Researchers have discovered a fossilised skull in Ecuador belonging to an ancient species of dolphin, according to a study published in the open-access journal PLOS-ONE.

While the exact age of the remains is unclear, the animal is thought to have lived during the Oligocene period, which extends from about 33.9 million to 23 million years ago.

Yoshiro Tanaka, of the Osaka Museum of Natural History in Japan, and his colleagues came across the small skull in 2015 while conducting research in Santa Elena, a province on the Ecuadorean coast.

Based on the distinctive facial features of the juvenile skull – which included a crest of bone in the centre above the eye sockets - they were able to identify the bones as belonging to a dolphin but a previously unknown species with an estimated body length of around 1.7 metres.

The dolphin has been named Urkudelphis chawpipacha. The first part of the name is a combination of the Kichwa (a Quechuan language spoken in Ecuador) word for mountain, in reference to the village of Montañita near where the fossil was found, and the Greek word for dolphin.

The second part of the name combines "chawpi", Kichwa for "half" or "middle", with "pacha" ("the world").

The skull is one of the few dolphin fossils found near the Equator, indicating that cetaceans (a group of aquatic mammals which includes whales, dolphins and porpoises) living in the Oligocene may have been widely distributed in tropical waters.

Dolphin fossils are usually found near more temperate regions, such as the American north-west, New Zealand and northern Japan.
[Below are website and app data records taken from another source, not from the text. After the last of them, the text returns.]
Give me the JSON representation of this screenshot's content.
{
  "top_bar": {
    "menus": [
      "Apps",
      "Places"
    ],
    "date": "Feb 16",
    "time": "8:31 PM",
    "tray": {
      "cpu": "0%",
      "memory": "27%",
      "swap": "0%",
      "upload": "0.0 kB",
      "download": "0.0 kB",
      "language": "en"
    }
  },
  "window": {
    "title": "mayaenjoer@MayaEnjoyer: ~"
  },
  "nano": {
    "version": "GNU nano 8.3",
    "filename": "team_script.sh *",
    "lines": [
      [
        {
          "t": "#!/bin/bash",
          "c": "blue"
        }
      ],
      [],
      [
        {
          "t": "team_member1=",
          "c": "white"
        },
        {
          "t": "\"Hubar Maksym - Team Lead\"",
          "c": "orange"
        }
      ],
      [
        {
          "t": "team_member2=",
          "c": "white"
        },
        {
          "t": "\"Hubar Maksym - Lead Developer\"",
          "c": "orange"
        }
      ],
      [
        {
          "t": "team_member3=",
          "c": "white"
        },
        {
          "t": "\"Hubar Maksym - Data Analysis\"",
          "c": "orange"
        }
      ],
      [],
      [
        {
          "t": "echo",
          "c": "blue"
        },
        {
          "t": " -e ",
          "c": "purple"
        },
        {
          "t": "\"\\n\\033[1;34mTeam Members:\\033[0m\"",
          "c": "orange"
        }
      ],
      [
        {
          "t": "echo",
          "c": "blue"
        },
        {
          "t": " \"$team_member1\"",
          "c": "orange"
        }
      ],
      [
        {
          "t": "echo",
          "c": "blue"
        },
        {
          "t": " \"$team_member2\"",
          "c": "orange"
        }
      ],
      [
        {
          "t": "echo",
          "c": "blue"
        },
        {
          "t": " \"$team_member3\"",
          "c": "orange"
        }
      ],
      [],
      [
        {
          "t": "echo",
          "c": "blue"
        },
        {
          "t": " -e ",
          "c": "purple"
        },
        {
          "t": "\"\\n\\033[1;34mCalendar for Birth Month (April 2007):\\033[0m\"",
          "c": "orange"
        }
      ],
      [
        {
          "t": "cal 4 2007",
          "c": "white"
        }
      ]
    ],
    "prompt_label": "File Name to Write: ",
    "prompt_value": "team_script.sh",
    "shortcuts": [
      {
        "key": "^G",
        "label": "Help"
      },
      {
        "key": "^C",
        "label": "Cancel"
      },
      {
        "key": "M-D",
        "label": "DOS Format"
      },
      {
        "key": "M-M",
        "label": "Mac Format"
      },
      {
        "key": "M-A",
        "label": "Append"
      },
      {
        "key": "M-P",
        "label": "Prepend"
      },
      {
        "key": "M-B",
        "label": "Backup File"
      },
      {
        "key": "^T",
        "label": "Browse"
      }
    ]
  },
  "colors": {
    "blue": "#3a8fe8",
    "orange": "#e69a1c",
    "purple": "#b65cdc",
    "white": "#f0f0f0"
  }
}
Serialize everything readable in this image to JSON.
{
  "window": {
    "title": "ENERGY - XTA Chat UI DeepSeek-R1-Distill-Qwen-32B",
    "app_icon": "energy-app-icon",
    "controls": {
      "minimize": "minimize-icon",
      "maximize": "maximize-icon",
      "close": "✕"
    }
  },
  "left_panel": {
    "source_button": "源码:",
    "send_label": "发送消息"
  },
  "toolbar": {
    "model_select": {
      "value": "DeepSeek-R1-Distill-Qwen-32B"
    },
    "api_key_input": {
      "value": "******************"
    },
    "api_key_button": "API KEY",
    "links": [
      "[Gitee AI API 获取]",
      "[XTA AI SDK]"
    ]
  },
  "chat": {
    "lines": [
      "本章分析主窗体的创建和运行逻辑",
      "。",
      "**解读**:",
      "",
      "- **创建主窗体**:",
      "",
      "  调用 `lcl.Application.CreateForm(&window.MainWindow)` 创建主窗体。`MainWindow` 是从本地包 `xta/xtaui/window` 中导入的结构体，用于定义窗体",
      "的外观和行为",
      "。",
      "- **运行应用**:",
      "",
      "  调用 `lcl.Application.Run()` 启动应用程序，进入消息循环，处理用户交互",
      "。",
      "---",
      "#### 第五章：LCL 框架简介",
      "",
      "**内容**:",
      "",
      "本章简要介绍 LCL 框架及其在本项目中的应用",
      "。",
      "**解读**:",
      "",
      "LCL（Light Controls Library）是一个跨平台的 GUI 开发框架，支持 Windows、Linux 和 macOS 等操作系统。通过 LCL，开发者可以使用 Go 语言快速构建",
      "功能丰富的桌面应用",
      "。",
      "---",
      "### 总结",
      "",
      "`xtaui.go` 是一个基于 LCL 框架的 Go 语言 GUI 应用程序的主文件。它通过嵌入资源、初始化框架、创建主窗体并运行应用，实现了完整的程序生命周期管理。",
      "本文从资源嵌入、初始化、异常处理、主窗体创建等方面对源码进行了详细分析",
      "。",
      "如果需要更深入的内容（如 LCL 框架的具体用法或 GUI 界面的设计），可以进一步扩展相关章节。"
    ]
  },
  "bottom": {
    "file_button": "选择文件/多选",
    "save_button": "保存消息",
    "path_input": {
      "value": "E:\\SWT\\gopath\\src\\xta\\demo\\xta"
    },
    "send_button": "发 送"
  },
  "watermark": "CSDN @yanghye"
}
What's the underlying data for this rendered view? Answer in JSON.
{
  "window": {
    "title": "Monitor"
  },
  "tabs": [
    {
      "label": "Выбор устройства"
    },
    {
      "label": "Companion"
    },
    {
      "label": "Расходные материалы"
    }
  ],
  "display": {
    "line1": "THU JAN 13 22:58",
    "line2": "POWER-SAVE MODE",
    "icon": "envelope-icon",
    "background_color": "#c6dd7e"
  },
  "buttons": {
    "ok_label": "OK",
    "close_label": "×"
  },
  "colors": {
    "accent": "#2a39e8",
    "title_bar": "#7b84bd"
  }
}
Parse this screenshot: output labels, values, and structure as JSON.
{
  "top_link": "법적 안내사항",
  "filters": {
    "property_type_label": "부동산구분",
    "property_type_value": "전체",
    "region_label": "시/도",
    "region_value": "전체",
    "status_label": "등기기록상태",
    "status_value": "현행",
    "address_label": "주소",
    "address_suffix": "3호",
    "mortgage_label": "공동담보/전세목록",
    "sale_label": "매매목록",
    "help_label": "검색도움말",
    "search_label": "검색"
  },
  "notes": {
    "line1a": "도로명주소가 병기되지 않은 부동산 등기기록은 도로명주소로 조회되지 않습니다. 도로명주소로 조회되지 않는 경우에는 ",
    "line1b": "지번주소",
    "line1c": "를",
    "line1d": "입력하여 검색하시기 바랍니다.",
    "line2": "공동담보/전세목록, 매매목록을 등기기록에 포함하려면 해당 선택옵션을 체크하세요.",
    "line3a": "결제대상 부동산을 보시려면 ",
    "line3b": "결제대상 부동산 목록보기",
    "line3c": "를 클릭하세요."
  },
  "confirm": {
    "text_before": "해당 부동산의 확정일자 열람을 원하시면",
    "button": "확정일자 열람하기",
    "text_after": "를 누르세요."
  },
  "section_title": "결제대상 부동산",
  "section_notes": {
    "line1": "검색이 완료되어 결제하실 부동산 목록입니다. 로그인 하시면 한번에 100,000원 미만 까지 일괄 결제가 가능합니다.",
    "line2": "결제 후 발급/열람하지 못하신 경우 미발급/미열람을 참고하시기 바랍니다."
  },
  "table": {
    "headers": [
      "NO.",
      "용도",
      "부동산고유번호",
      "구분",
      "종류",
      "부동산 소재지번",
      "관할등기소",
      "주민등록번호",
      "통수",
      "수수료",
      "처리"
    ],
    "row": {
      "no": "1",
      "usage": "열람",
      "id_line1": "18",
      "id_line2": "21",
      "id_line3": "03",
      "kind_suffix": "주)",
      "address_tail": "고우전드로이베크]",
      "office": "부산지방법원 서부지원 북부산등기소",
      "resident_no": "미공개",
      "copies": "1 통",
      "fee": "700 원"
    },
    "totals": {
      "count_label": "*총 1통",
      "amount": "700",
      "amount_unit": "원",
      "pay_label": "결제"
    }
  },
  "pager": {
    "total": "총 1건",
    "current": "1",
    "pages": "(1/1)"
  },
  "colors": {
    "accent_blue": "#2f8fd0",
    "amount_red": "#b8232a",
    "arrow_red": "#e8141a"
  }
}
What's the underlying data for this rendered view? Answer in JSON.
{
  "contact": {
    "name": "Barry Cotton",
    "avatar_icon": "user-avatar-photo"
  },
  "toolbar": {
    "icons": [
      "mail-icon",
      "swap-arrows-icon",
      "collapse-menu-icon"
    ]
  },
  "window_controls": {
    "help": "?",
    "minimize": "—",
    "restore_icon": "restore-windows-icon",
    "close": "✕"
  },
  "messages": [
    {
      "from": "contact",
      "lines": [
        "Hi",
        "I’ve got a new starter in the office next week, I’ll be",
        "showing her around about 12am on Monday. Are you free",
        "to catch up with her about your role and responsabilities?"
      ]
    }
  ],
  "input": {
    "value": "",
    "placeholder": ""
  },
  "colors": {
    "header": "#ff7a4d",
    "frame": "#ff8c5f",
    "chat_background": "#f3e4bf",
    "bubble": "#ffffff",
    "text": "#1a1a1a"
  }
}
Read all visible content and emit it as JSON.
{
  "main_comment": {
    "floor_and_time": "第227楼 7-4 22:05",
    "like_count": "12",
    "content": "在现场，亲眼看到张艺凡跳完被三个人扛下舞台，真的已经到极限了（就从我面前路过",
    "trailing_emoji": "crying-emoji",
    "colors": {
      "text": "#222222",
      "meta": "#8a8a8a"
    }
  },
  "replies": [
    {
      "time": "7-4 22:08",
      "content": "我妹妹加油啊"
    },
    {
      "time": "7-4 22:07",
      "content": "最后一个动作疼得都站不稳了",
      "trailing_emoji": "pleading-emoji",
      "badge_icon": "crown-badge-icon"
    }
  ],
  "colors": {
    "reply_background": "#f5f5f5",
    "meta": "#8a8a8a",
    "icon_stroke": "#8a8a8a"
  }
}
After carrying out a genetic analysis, the authors suggest that the new species may be the ancestor of modern river dolphins (Platanistoidea), which includes five modern species and two subspecies.

Because they are limited to freshwater environments, river dolphins are extremely vulnerable to habitat destruction and are under severe threat of extinction.